• **Instructions for the task**
Top to bottom, every record is to be copied word for word.

• **Data for this task**

____________

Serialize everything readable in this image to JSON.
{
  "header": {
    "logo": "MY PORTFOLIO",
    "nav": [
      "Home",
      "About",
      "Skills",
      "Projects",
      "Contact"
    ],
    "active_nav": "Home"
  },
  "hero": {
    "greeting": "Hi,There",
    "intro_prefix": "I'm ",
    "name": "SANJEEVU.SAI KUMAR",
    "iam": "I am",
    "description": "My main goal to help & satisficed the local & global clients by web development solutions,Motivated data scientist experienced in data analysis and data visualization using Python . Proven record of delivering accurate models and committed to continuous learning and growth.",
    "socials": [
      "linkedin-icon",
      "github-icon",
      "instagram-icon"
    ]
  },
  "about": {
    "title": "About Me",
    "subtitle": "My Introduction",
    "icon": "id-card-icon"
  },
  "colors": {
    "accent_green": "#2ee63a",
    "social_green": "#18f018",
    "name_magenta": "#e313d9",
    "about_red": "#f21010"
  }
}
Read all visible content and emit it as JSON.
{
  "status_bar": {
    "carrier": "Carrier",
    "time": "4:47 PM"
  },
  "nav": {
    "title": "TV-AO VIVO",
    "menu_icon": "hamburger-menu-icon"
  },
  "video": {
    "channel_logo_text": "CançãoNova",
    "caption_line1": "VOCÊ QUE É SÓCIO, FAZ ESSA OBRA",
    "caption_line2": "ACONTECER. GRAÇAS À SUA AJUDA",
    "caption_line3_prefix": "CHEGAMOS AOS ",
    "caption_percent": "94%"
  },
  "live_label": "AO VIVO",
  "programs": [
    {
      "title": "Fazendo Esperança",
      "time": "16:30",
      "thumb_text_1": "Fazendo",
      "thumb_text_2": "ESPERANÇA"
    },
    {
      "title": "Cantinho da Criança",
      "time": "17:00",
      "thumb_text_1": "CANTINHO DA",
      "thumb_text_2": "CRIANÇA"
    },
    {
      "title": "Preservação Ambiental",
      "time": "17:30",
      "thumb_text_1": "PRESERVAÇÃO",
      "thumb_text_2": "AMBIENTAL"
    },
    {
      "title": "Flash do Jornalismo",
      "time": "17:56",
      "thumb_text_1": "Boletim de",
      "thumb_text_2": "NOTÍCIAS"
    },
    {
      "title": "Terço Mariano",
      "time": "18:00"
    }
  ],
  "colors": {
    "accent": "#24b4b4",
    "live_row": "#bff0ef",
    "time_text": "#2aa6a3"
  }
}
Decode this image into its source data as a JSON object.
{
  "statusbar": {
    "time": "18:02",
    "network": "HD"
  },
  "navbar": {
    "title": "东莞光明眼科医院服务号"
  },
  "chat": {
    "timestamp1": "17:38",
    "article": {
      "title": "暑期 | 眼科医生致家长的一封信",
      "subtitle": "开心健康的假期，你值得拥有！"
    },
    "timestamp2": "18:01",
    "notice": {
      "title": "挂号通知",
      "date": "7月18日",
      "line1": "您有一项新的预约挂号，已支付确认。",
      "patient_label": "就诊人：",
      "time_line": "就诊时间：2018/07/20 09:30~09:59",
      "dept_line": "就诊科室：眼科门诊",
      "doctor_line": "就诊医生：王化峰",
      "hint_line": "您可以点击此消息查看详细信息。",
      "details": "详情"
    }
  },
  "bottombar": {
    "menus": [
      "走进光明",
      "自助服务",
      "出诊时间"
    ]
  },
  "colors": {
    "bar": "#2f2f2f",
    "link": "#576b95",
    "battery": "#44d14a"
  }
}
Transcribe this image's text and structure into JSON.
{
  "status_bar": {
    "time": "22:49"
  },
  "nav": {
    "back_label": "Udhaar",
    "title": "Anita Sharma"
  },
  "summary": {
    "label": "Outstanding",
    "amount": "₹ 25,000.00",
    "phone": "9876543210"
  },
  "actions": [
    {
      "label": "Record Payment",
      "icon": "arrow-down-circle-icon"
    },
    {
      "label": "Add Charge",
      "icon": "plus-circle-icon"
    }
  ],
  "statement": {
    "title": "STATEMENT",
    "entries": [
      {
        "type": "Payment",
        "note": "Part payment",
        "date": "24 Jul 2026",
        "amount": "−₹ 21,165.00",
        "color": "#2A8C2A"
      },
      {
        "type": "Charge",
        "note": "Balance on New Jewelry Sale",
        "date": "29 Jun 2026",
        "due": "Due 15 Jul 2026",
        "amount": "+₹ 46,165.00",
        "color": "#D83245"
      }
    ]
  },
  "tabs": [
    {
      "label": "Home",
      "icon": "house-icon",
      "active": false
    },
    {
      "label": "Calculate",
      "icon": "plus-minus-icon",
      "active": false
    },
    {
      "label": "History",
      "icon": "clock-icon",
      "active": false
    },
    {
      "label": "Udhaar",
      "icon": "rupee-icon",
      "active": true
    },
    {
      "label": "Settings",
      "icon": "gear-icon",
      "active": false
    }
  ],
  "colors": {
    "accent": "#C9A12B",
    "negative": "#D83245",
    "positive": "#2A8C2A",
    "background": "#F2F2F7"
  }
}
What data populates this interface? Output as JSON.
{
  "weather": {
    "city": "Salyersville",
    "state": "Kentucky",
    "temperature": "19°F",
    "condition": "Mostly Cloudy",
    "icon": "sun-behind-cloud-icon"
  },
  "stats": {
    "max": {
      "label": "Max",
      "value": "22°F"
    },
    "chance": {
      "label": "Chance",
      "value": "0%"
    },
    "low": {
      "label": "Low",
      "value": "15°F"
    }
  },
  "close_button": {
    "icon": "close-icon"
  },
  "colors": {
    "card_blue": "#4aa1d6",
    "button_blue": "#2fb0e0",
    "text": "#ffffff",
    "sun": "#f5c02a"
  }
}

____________

• **Answer space**
Serialize everything readable in this image to JSON.
{
  "header": {
    "logo": "MY PORTFOLIO",
    "nav": [
      "Home",
      "About",
      "Skills",
      "Projects",
      "Contact"
    ],
    "active_nav": "Home"
  },
  "hero": {
    "greeting": "Hi,There",
    "intro_prefix": "I'm ",
    "name": "SANJEEVU.SAI KUMAR",
    "iam": "I am",
    "description": "My main goal to help & satisficed the local & global clients by web development solutions,Motivated data scientist experienced in data analysis and data visualization using Python . Proven record of delivering accurate models and committed to continuous learning and growth.",
    "socials": [
      "linkedin-icon",
      "github-icon",
      "instagram-icon"
    ]
  },
  "about": {
    "title": "About Me",
    "subtitle": "My Introduction",
    "icon": "id-card-icon"
  },
  "colors": {
    "accent_green": "#2ee63a",
    "social_green": "#18f018",
    "name_magenta": "#e313d9",
    "about_red": "#f21010"
  }
}
Read all visible content and emit it as JSON.
{
  "status_bar": {
    "carrier": "Carrier",
    "time": "4:47 PM"
  },
  "nav": {
    "title": "TV-AO VIVO",
    "menu_icon": "hamburger-menu-icon"
  },
  "video": {
    "channel_logo_text": "CançãoNova",
    "caption_line1": "VOCÊ QUE É SÓCIO, FAZ ESSA OBRA",
    "caption_line2": "ACONTECER. GRAÇAS À SUA AJUDA",
    "caption_line3_prefix": "CHEGAMOS AOS ",
    "caption_percent": "94%"
  },
  "live_label": "AO VIVO",
  "programs": [
    {
      "title": "Fazendo Esperança",
      "time": "16:30",
      "thumb_text_1": "Fazendo",
      "thumb_text_2": "ESPERANÇA"
    },
    {
      "title": "Cantinho da Criança",
      "time": "17:00",
      "thumb_text_1": "CANTINHO DA",
      "thumb_text_2": "CRIANÇA"
    },
    {
      "title": "Preservação Ambiental",
      "time": "17:30",
      "thumb_text_1": "PRESERVAÇÃO",
      "thumb_text_2": "AMBIENTAL"
    },
    {
      "title": "Flash do Jornalismo",
      "time": "17:56",
      "thumb_text_1": "Boletim de",
      "thumb_text_2": "NOTÍCIAS"
    },
    {
      "title": "Terço Mariano",
      "time": "18:00"
    }
  ],
  "colors": {
    "accent": "#24b4b4",
    "live_row": "#bff0ef",
    "time_text": "#2aa6a3"
  }
}
Decode this image into its source data as a JSON object.
{
  "statusbar": {
    "time": "18:02",
    "network": "HD"
  },
  "navbar": {
    "title": "东莞光明眼科医院服务号"
  },
  "chat": {
    "timestamp1": "17:38",
    "article": {
      "title": "暑期 | 眼科医生致家长的一封信",
      "subtitle": "开心健康的假期，你值得拥有！"
    },
    "timestamp2": "18:01",
    "notice": {
      "title": "挂号通知",
      "date": "7月18日",
      "line1": "您有一项新的预约挂号，已支付确认。",
      "patient_label": "就诊人：",
      "time_line": "就诊时间：2018/07/20 09:30~09:59",
      "dept_line": "就诊科室：眼科门诊",
      "doctor_line": "就诊医生：王化峰",
      "hint_line": "您可以点击此消息查看详细信息。",
      "details": "详情"
    }
  },
  "bottombar": {
    "menus": [
      "走进光明",
      "自助服务",
      "出诊时间"
    ]
  },
  "colors": {
    "bar": "#2f2f2f",
    "link": "#576b95",
    "battery": "#44d14a"
  }
}
Transcribe this image's text and structure into JSON.
{
  "status_bar": {
    "time": "22:49"
  },
  "nav": {
    "back_label": "Udhaar",
    "title": "Anita Sharma"
  },
  "summary": {
    "label": "Outstanding",
    "amount": "₹ 25,000.00",
    "phone": "9876543210"
  },
  "actions": [
    {
      "label": "Record Payment",
      "icon": "arrow-down-circle-icon"
    },
    {
      "label": "Add Charge",
      "icon": "plus-circle-icon"
    }
  ],
  "statement": {
    "title": "STATEMENT",
    "entries": [
      {
        "type": "Payment",
        "note": "Part payment",
        "date": "24 Jul 2026",
        "amount": "−₹ 21,165.00",
        "color": "#2A8C2A"
      },
      {
        "type": "Charge",
        "note": "Balance on New Jewelry Sale",
        "date": "29 Jun 2026",
        "due": "Due 15 Jul 2026",
        "amount": "+₹ 46,165.00",
        "color": "#D83245"
      }
    ]
  },
  "tabs": [
    {
      "label": "Home",
      "icon": "house-icon",
      "active": false
    },
    {
      "label": "Calculate",
      "icon": "plus-minus-icon",
      "active": false
    },
    {
      "label": "History",
      "icon": "clock-icon",
      "active": false
    },
    {
      "label": "Udhaar",
      "icon": "rupee-icon",
      "active": true
    },
    {
      "label": "Settings",
      "icon": "gear-icon",
      "active": false
    }
  ],
  "colors": {
    "accent": "#C9A12B",
    "negative": "#D83245",
    "positive": "#2A8C2A",
    "background": "#F2F2F7"
  }
}
What data populates this interface? Output as JSON.
{
  "weather": {
    "city": "Salyersville",
    "state": "Kentucky",
    "temperature": "19°F",
    "condition": "Mostly Cloudy",
    "icon": "sun-behind-cloud-icon"
  },
  "stats": {
    "max": {
      "label": "Max",
      "value": "22°F"
    },
    "chance": {
      "label": "Chance",
      "value": "0%"
    },
    "low": {
      "label": "Low",
      "value": "15°F"
    }
  },
  "close_button": {
    "icon": "close-icon"
  },
  "colors": {
    "card_blue": "#4aa1d6",
    "button_blue": "#2fb0e0",
    "text": "#ffffff",
    "sun": "#f5c02a"
  }
}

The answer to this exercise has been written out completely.